A US convoy of 60 trucks, loaded with military and logistic reinforcement, has arrived in Syria’s northeastern province of Hasakah.
Local sources told Syria’s official news agency SANA that the convoy entered Hasakah on Sunday evening, in an apparent push to support the Kurdish-led Syrian Democratic Forces (SDF).
The convoy, coming from Iraq, was heading toward bases run by the US military in the oil-rich province.
Since late October 2019, the United States has been redeploying troops to the oilfields controlled by Kurdish forces in eastern Syria, in a reversal of President Donald Trump’s earlier order to withdraw all troops from the country.
The Pentagon alleges that the move aims to “protect” the fields and facilities from possible attacks by the Daesh Takfiri terrorists, but Trump has said Washington sought economic interests in controlling the oilfields.
On July 30 and during his testimony to the Senate Foreign Relations Committee, US Secretary of State Mike Pompeo confirmed for the first time that an American oil company would begin work in the SDF-controlled northeastern Syria.
A US-led military coalition has been bombarding what it claimed was positions of Daesh inside Syria since September 2014 without any authorization from the Damascus government or a UN mandate.
The strikes have on many occasions resulted in civilian casualties and failed to fulfill their declared aim of countering terrorism.
The White House has long been providing the SDF with arms and militant training, calling them a key partner in the purported fight against Daesh.

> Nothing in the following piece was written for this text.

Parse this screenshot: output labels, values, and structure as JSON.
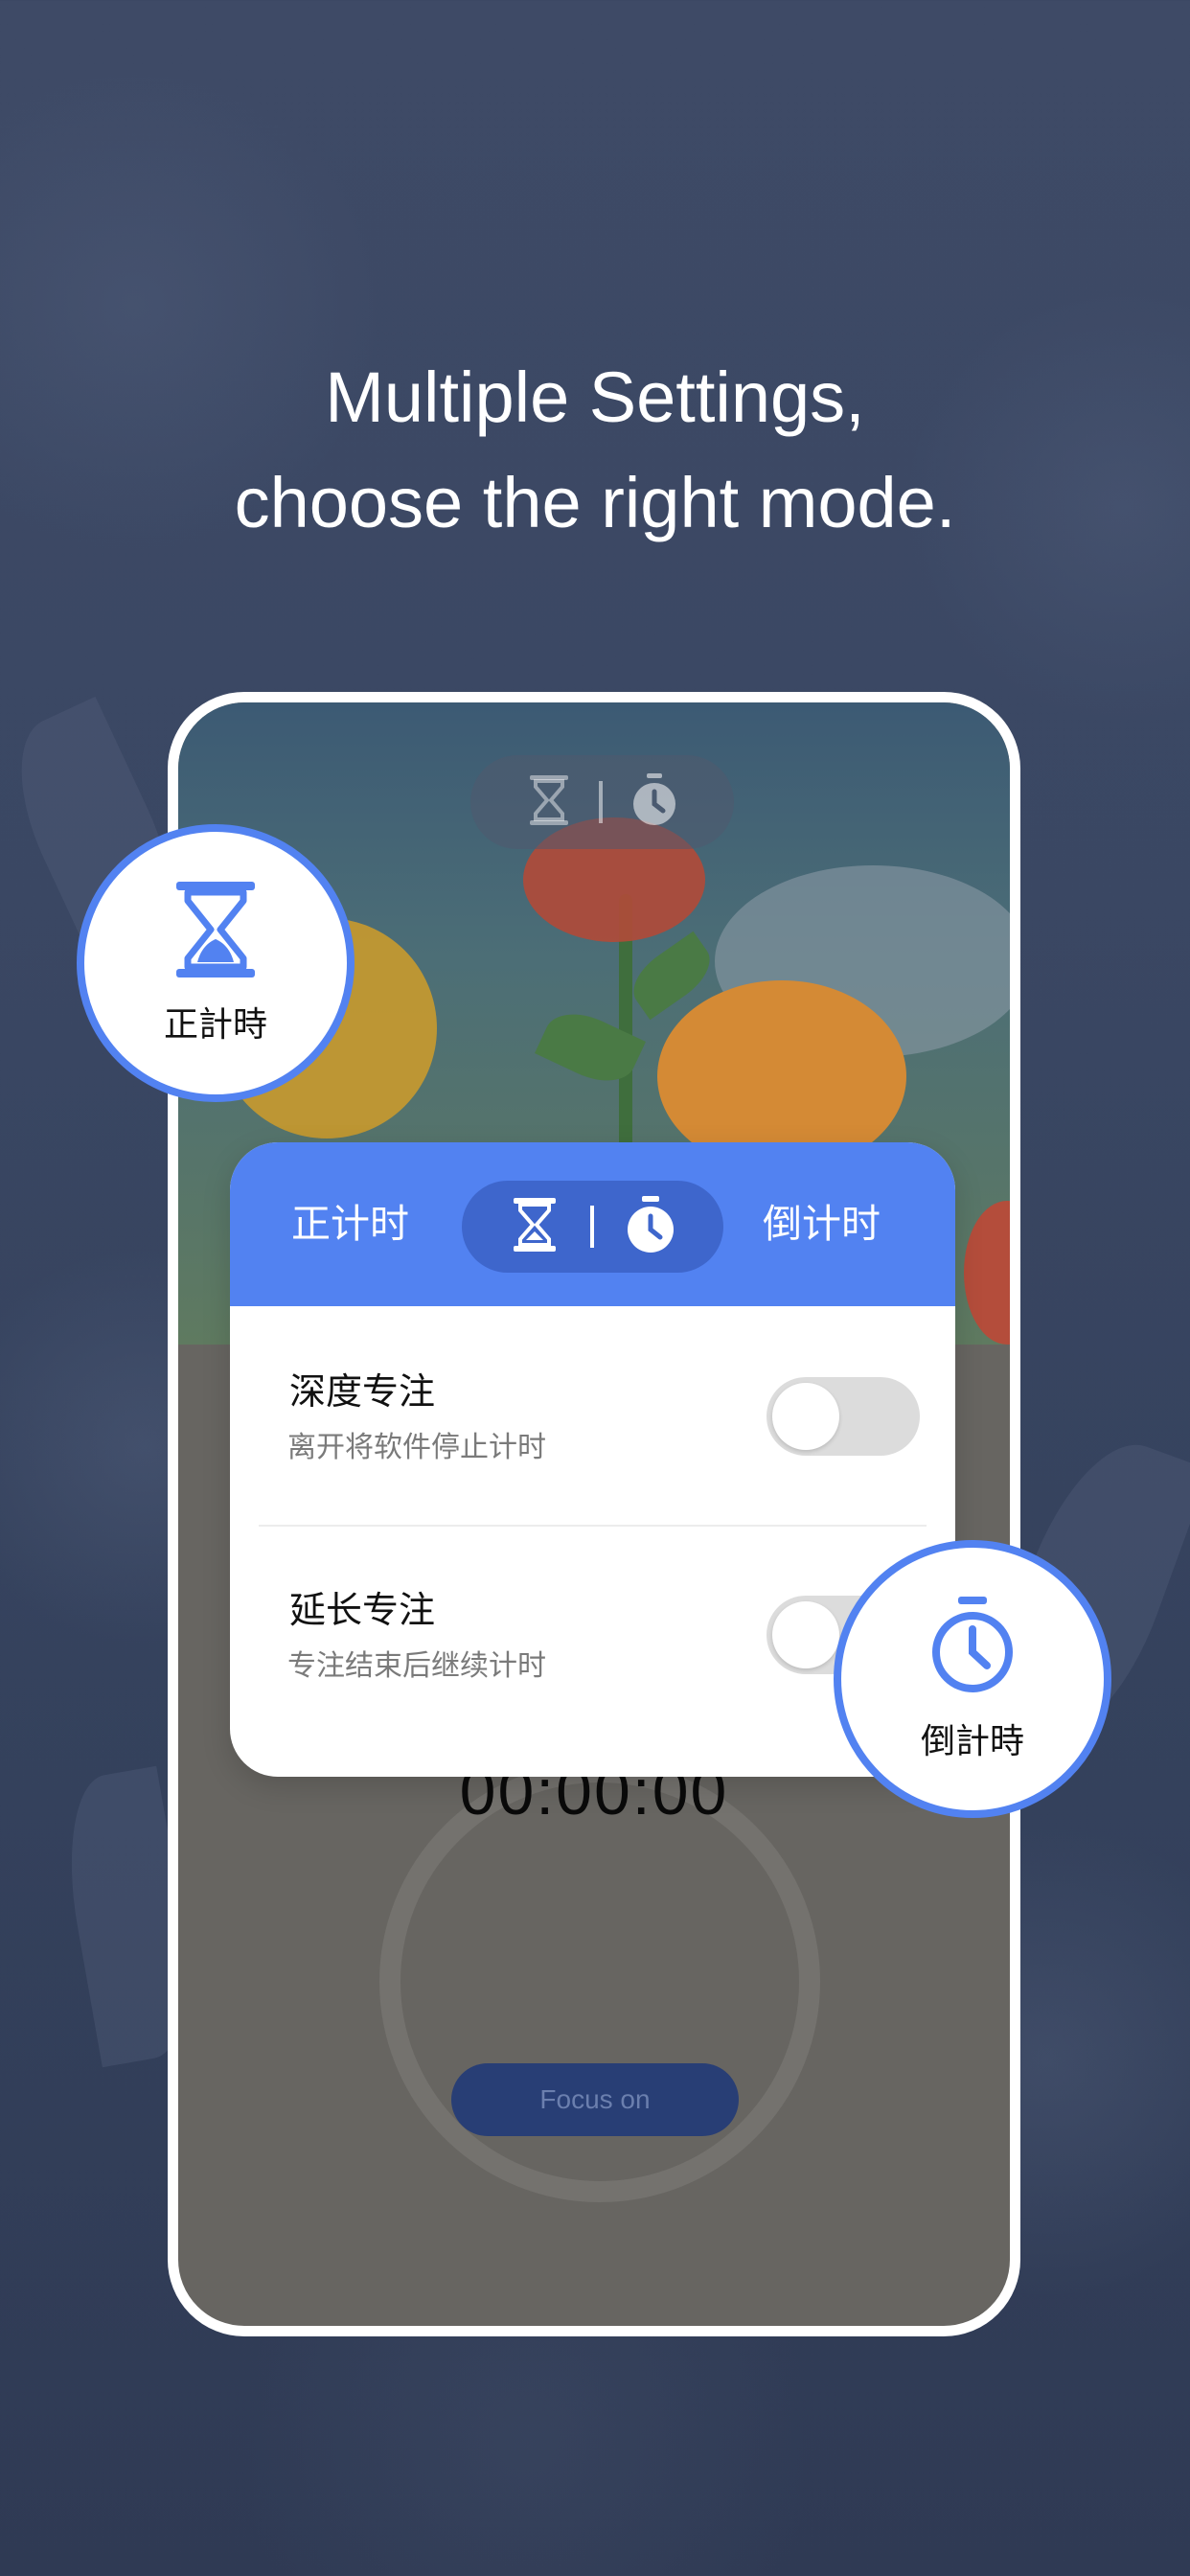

Many observers, however, see the support in the context of Washington’s plans to carve out a foothold in Syria.
The presence of US forces in eastern Syria has particularly irked civilians, and local residents have on several occasions stopped American military convoys entering the region.
Syria says Washington is plundering its oil.

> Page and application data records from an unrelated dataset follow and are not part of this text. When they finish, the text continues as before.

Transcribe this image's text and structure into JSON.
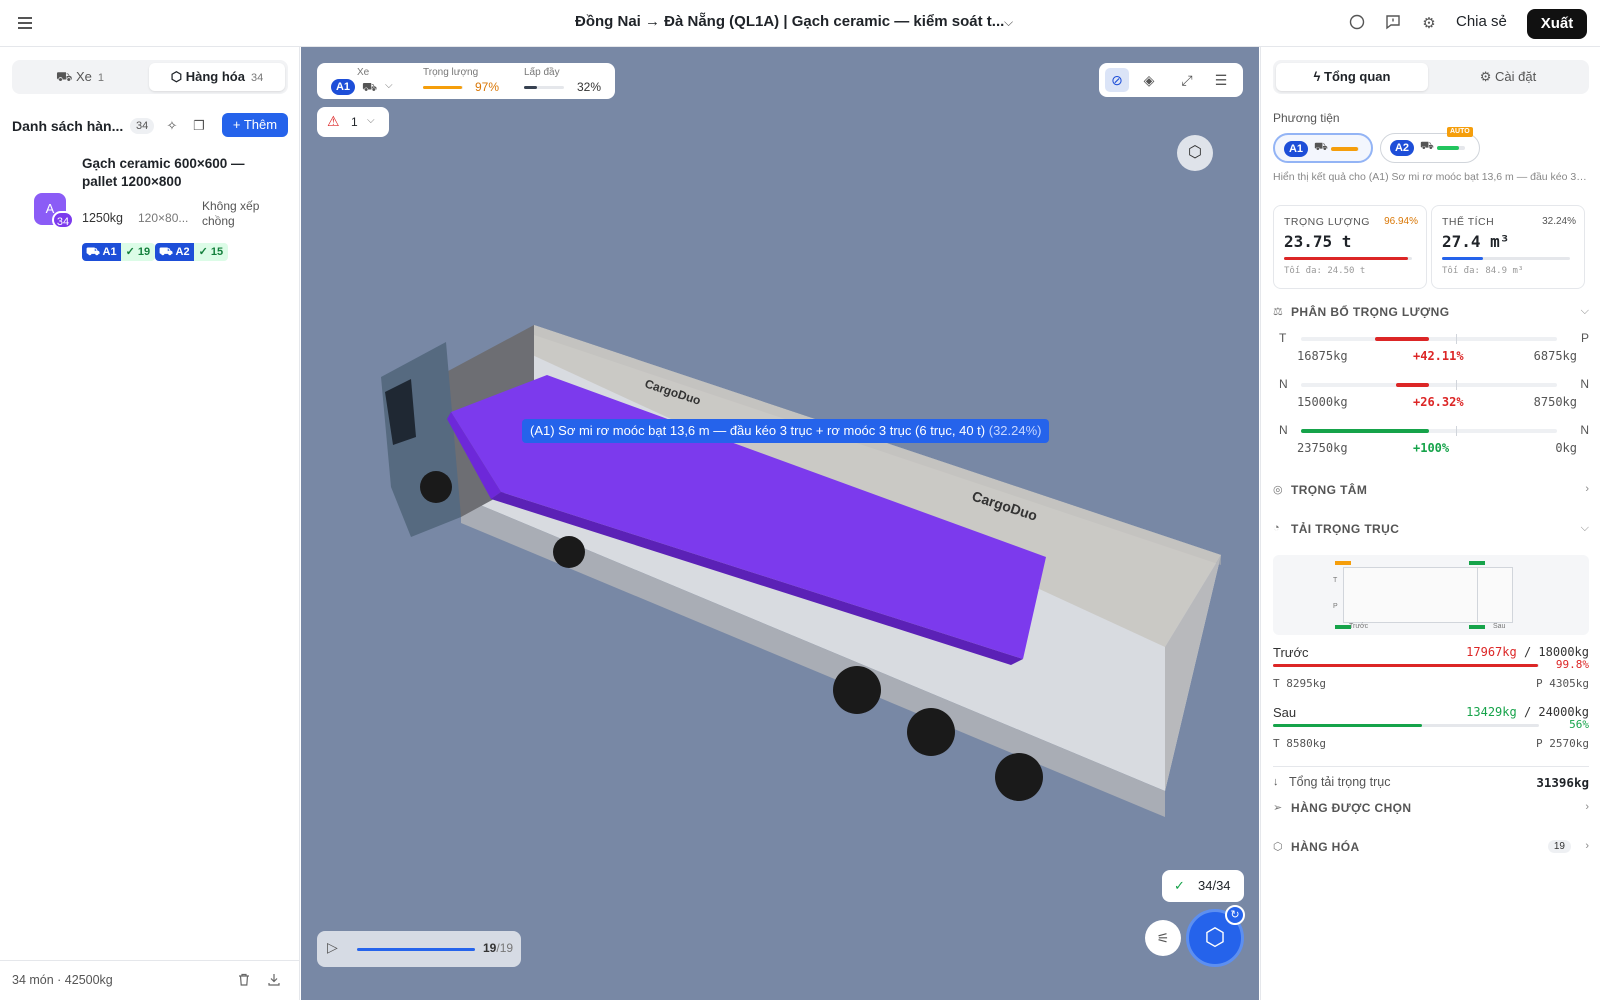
{
  "topbar": {
    "title": "Đồng Nai → Đà Nẵng (QL1A) | Gạch ceramic — kiểm soát t...",
    "share_label": "Chia sẻ",
    "export_label": "Xuất"
  },
  "left": {
    "tabs": [
      {
        "label": "Xe",
        "count": "1"
      },
      {
        "label": "Hàng hóa",
        "count": "34"
      }
    ],
    "list_title": "Danh sách hàn...",
    "list_count": "34",
    "add_label": "+ Thêm",
    "item": {
      "avatar": "A",
      "badge": "34",
      "name": "Gạch ceramic 600×600 — pallet 1200×800",
      "weight": "1250kg",
      "dims": "120×80...",
      "stack": "Không xếp chồng",
      "tags": [
        {
          "vehicle": "A1",
          "count": "✓ 19"
        },
        {
          "vehicle": "A2",
          "count": "✓ 15"
        }
      ]
    },
    "footer": "34 món · 42500kg"
  },
  "viewport": {
    "stats": {
      "vehicle_label": "Xe",
      "vehicle_id": "A1",
      "weight_label": "Trọng lượng",
      "weight_value": "97%",
      "weight_fraction": 0.97,
      "fill_label": "Lấp đầy",
      "fill_value": "32%",
      "fill_fraction": 0.32
    },
    "warnings": "1",
    "overlay_label": "(A1) Sơ mi rơ moóc bạt 13,6 m — đầu kéo 3 trục + rơ moóc 3 trục (6 trục, 40 t)",
    "overlay_pct": "(32.24%)",
    "brand": "CargoDuo",
    "placed": "34/34",
    "player_step": "19",
    "player_total": "/19",
    "colors": {
      "accent": "#2563eb",
      "cargo": "#7c3aed",
      "background": "#7888a5"
    }
  },
  "right": {
    "tabs": [
      {
        "label": "Tổng quan"
      },
      {
        "label": "Cài đặt"
      }
    ],
    "vehicles_label": "Phương tiện",
    "vehicles": [
      {
        "id": "A1",
        "fill": 0.97,
        "color": "#f59e0b"
      },
      {
        "id": "A2",
        "fill": 0.8,
        "color": "#22c55e",
        "tag": "AUTO"
      }
    ],
    "vehicle_desc": "Hiển thị kết quả cho (A1) Sơ mi rơ moóc bạt 13,6 m — đầu kéo 3 t...",
    "metrics": [
      {
        "label": "TRỌNG LƯỢNG",
        "pct": "96.94%",
        "value": "23.75 t",
        "max": "Tối đa: 24.50 t",
        "fraction": 0.9694,
        "color": "#dc2626",
        "pct_color": "#d97706"
      },
      {
        "label": "THỂ TÍCH",
        "pct": "32.24%",
        "value": "27.4 m³",
        "max": "Tối đa: 84.9 m³",
        "fraction": 0.3224,
        "color": "#2563eb",
        "pct_color": "#555555"
      }
    ],
    "sections": {
      "weight_dist": "PHÂN BỔ TRỌNG LƯỢNG",
      "center": "TRỌNG TÂM",
      "axle_load": "TẢI TRỌNG TRỤC",
      "selected": "HÀNG ĐƯỢC CHỌN",
      "cargo": "HÀNG HÓA",
      "cargo_count": "19"
    },
    "distribution": [
      {
        "left_label": "T",
        "right_label": "P",
        "left_value": "16875kg",
        "mid_value": "+42.11%",
        "right_value": "6875kg",
        "mid_color": "#dc2626",
        "bar_color": "#dc2626",
        "from": 0.29,
        "to": 0.5
      },
      {
        "left_label": "N",
        "right_label": "N",
        "left_value": "15000kg",
        "mid_value": "+26.32%",
        "right_value": "8750kg",
        "mid_color": "#dc2626",
        "bar_color": "#dc2626",
        "from": 0.37,
        "to": 0.5
      },
      {
        "left_label": "N",
        "right_label": "N",
        "left_value": "23750kg",
        "mid_value": "+100%",
        "right_value": "0kg",
        "mid_color": "#16a34a",
        "bar_color": "#16a34a",
        "from": 0.0,
        "to": 0.5
      }
    ],
    "axle_chart": {
      "front_label": "Trước",
      "rear_label": "Sau",
      "t_label": "T",
      "p_label": "P"
    },
    "axles": [
      {
        "name": "Trước",
        "load": "17967kg",
        "limit": "/ 18000kg",
        "pct": "99.8%",
        "fraction": 0.998,
        "color": "#dc2626",
        "left": "T 8295kg",
        "right": "P 4305kg"
      },
      {
        "name": "Sau",
        "load": "13429kg",
        "limit": "/ 24000kg",
        "pct": "56%",
        "fraction": 0.56,
        "color": "#16a34a",
        "left": "T 8580kg",
        "right": "P 2570kg"
      }
    ],
    "axle_total_label": "Tổng tải trọng trục",
    "axle_total_value": "31396kg"
  }
}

In early August, Damascus condemned an oil agreement signed between the SDF and an American company. It said the contract was null and void with no legal effect.
Such support has also angered Washington’s NATO ally, Turkey, which views militants from the Kurdish People’s Protection Units (YPG) – the backbone of the SDF – as a terrorist organization tied to the homegrown Kurdistan Workers’ Party (PKK).